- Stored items

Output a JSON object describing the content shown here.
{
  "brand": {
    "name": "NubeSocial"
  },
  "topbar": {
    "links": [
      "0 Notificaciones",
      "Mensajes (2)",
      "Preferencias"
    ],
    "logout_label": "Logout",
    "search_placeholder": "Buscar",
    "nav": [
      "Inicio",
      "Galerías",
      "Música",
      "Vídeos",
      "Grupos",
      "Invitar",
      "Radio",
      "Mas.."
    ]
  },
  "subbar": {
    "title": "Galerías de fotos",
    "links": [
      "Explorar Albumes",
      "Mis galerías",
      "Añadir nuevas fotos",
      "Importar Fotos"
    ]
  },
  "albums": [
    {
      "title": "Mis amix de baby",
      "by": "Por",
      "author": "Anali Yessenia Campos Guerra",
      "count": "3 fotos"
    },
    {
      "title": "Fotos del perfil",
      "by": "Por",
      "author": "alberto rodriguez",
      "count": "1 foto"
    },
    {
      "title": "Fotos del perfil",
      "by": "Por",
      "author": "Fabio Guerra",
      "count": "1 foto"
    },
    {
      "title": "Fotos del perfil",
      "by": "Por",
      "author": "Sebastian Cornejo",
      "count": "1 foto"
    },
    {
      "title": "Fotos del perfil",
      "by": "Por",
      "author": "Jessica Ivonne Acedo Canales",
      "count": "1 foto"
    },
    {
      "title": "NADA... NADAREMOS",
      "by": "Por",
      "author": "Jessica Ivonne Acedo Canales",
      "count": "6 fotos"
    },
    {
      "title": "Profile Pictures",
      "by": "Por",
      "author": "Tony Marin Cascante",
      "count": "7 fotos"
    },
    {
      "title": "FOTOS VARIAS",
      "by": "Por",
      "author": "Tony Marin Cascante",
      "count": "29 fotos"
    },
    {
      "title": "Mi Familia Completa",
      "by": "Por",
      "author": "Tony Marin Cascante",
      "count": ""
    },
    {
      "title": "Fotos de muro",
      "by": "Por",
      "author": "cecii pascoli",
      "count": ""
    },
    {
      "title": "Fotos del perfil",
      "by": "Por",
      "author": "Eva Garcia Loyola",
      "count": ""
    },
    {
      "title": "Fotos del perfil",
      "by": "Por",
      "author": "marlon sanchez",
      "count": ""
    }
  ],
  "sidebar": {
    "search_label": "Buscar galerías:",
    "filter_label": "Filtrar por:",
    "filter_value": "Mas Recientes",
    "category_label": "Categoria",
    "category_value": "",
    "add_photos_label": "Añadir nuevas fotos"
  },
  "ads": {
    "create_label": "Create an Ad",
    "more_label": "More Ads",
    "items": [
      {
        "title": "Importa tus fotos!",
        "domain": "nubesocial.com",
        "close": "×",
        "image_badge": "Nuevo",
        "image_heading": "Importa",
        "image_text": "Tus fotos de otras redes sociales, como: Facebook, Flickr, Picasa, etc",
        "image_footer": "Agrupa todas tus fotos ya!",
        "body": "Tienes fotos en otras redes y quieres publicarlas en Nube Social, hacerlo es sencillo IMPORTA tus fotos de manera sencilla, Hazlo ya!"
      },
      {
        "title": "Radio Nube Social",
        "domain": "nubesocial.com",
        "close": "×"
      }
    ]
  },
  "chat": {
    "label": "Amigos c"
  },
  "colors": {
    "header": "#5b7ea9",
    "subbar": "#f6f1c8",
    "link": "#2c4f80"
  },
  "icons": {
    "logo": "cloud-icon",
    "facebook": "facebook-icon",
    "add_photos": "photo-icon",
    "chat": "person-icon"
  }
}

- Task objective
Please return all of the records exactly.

- Response area
Output a JSON object describing the content shown here.
{
  "brand": {
    "name": "NubeSocial"
  },
  "topbar": {
    "links": [
      "0 Notificaciones",
      "Mensajes (2)",
      "Preferencias"
    ],
    "logout_label": "Logout",
    "search_placeholder": "Buscar",
    "nav": [
      "Inicio",
      "Galerías",
      "Música",
      "Vídeos",
      "Grupos",
      "Invitar",
      "Radio",
      "Mas.."
    ]
  },
  "subbar": {
    "title": "Galerías de fotos",
    "links": [
      "Explorar Albumes",
      "Mis galerías",
      "Añadir nuevas fotos",
      "Importar Fotos"
    ]
  },
  "albums": [
    {
      "title": "Mis amix de baby",
      "by": "Por",
      "author": "Anali Yessenia Campos Guerra",
      "count": "3 fotos"
    },
    {
      "title": "Fotos del perfil",
      "by": "Por",
      "author": "alberto rodriguez",
      "count": "1 foto"
    },
    {
      "title": "Fotos del perfil",
      "by": "Por",
      "author": "Fabio Guerra",
      "count": "1 foto"
    },
    {
      "title": "Fotos del perfil",
      "by": "Por",
      "author": "Sebastian Cornejo",
      "count": "1 foto"
    },
    {
      "title": "Fotos del perfil",
      "by": "Por",
      "author": "Jessica Ivonne Acedo Canales",
      "count": "1 foto"
    },
    {
      "title": "NADA... NADAREMOS",
      "by": "Por",
      "author": "Jessica Ivonne Acedo Canales",
      "count": "6 fotos"
    },
    {
      "title": "Profile Pictures",
      "by": "Por",
      "author": "Tony Marin Cascante",
      "count": "7 fotos"
    },
    {
      "title": "FOTOS VARIAS",
      "by": "Por",
      "author": "Tony Marin Cascante",
      "count": "29 fotos"
    },
    {
      "title": "Mi Familia Completa",
      "by": "Por",
      "author": "Tony Marin Cascante",
      "count": ""
    },
    {
      "title": "Fotos de muro",
      "by": "Por",
      "author": "cecii pascoli",
      "count": ""
    },
    {
      "title": "Fotos del perfil",
      "by": "Por",
      "author": "Eva Garcia Loyola",
      "count": ""
    },
    {
      "title": "Fotos del perfil",
      "by": "Por",
      "author": "marlon sanchez",
      "count": ""
    }
  ],
  "sidebar": {
    "search_label": "Buscar galerías:",
    "filter_label": "Filtrar por:",
    "filter_value": "Mas Recientes",
    "category_label": "Categoria",
    "category_value": "",
    "add_photos_label": "Añadir nuevas fotos"
  },
  "ads": {
    "create_label": "Create an Ad",
    "more_label": "More Ads",
    "items": [
      {
        "title": "Importa tus fotos!",
        "domain": "nubesocial.com",
        "close": "×",
        "image_badge": "Nuevo",
        "image_heading": "Importa",
        "image_text": "Tus fotos de otras redes sociales, como: Facebook, Flickr, Picasa, etc",
        "image_footer": "Agrupa todas tus fotos ya!",
        "body": "Tienes fotos en otras redes y quieres publicarlas en Nube Social, hacerlo es sencillo IMPORTA tus fotos de manera sencilla, Hazlo ya!"
      },
      {
        "title": "Radio Nube Social",
        "domain": "nubesocial.com",
        "close": "×"
      }
    ]
  },
  "chat": {
    "label": "Amigos c"
  },
  "colors": {
    "header": "#5b7ea9",
    "subbar": "#f6f1c8",
    "link": "#2c4f80"
  },
  "icons": {
    "logo": "cloud-icon",
    "facebook": "facebook-icon",
    "add_photos": "photo-icon",
    "chat": "person-icon"
  }
}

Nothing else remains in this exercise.